McLaren duo Lando Norris and Oscar Piastri have warned after their spectacular British GP qualifying that fundamental limitations to the MCL60 Formula 1 car remain, with Norris saying they were still “70%” unresolved.
Norris qualified second – and was briefly even on provisional pole before a late Max Verstappen improvement – while team-mate Piastri was just a tenth further back in third.
It represented another, particularly strong bit of evidence that the upgrades to the MCL60 – which had started the season in awful shape – are paying off big-time, with Norris having run a great race to fourth after receiving new parts in Austria and with Piastri using them here to such good effect, after having toiled badly with the older-spec McLaren at the Red Bull Ring last weekend.
Both drivers were clear that this was a great result for McLaren, that the progress was “very, very evident” and that the staff back at McLaren’s Woking base deserved enormous credit not just for the quality of the upgrades but for the fact their arrival had been pushed forward.
But both cautioned that, while the new parts on the MCL60 were an ingestion of much-needed downforce and efficiency, the balance characteristics remained a baked-in limitation that offered big scope for improvement.
“I don’t want to look forward to the bad races, [but] there’s going to be a couple because there’s definitely tracks that we know we’re going to struggle more at,” said Norris.
“These have been tracks where our strengths have really come through. We’ve made the car probably a little more efficient at times, but high-speed [cornering] is one of our strengths and we have quite a bit of that here.
“We’ve obviously improved the car – not the overall balance but the overall speed, and performance has just taken a decent step forward.
“If I was going to be negative there’s definitely going be some tracks that we’re going to struggle more at. Our weaknesses are still the same – and quite weak – so I think we really need to try and tackle them if we want to be able to be here more consistently.”

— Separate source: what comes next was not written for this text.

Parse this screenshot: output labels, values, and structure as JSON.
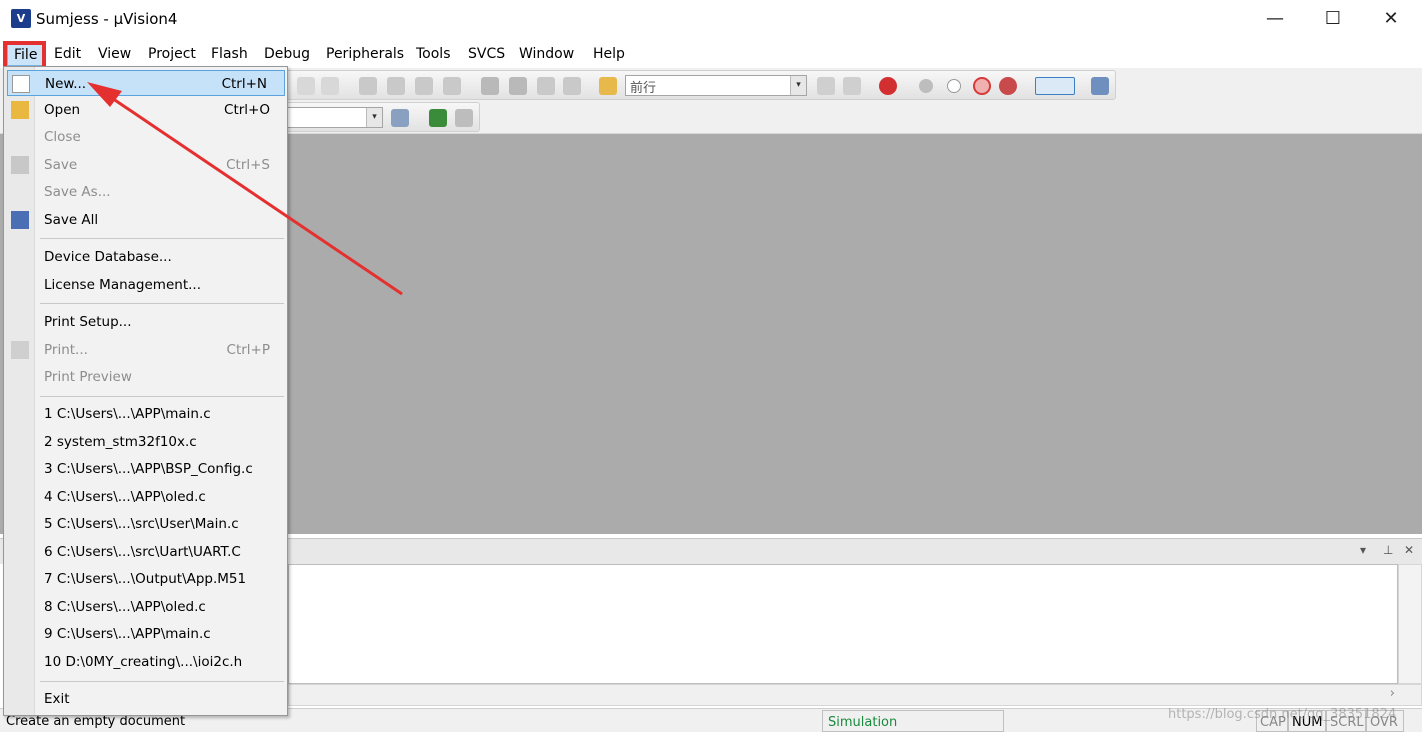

“Very similar comments,” Piastri agreed. “The car is clearly a good step forward.
“With that in mind, we saw in Barcelona in similar conditions with the old-spec car that we could also challenge for the front [over a single lap].
“Again, I don’t want to be negative, but I feel like there’s a little bit in that, but I think genuinely we are more consistently further up the front now.
“As Lando said, the car doesn’t feel too much different, I still think we have some weaknesses we want to address. But overall it’s faster.
“And if I was to choose a car that feels great or a car that goes fast, I would choose one that goes fast and worry about the handling later.”
The peculiarities of what the recent generation of McLarens are like to drive, spanning back at least all the way to when Norris was brought in for 2019, have been often-remarked upon, and not just by Norris.
It was seen as part of the reason why Daniel Ricciardo’s McLaren stint fizzled out in such dispiriting fashion, with a lingering front-end weakness leaving him unable to rotate the car sufficiently through the lower-speed long corners.
This was evidenced, for instance, in the fact that the high-speed-dominated Silverstone was the stage of one of Ricciardo’s better qualifying performances relative to Norris in 2021 – although he then did get trounced in 2022.
It is, therefore, only part of the puzzle, with the other part being something Norris has repeatedly brought up – that the car is inconsistent in terms of the technique it requires on corner entry where the application of brake and steering is concerned, something that was a particular annoyance for him in 2022 and didn’t seem to have improved much at the start of the year.
“For one corner, you’ll have to do it this way and literally the next corner, it goes the opposite way and you have to do something different, just because it’s a little bit tighter or it’s a little bit more open, or the wind’s a little bit different,” Norris said in an interview with The Race earlier this year.
“Every single corner, you need to learn how to drive the car.”
And he was not overly content with how the car felt to drive in Austria, even as he managed to keep pace with the Ferrari of Carlos Sainz up ahead.
Asked by The Race after British GP qualifying how much if any improvement there was in the aforementioned weaknesses inherent to the MCL60, Norris said: “It’s like 70-30. 70% not fixed, 30% fixed just by making the car quicker, adding load and having a better performance.
“I think 70% at the minute is – if we just add more load, it will be covered but it’s not the whole solution.
“I think days like today prove that we’re not miles away on certain things. It’s just certain characteristics and handling that I would still say we’ve had as an inherent issue over the last five years, that we definitely still struggle with.
“There’s still very good things that we’ve been able to carry through, such as high-speed performance, I think since I joined in 2019 we’ve always been good at certain tracks, like this and Austria.
“There’s plenty of things to work on, and I think if we really can tackle those bigger problems, which are more fundamental and not just by adding load, then I’m confident we can have a much more competitive car from race one to race 24 next year or race 23 this year.
“Plenty of good things, but there are still some issues – that we know of and are trying to tackle, but it’s complicated and it takes time, but everyone is working extremely hard, and if we can make progress like we’ve made over the last few races with those certain things over the next five-six months and into ’24, then I’m confident we can be a lot more competitive and fighting for some podiums and wins at some point.”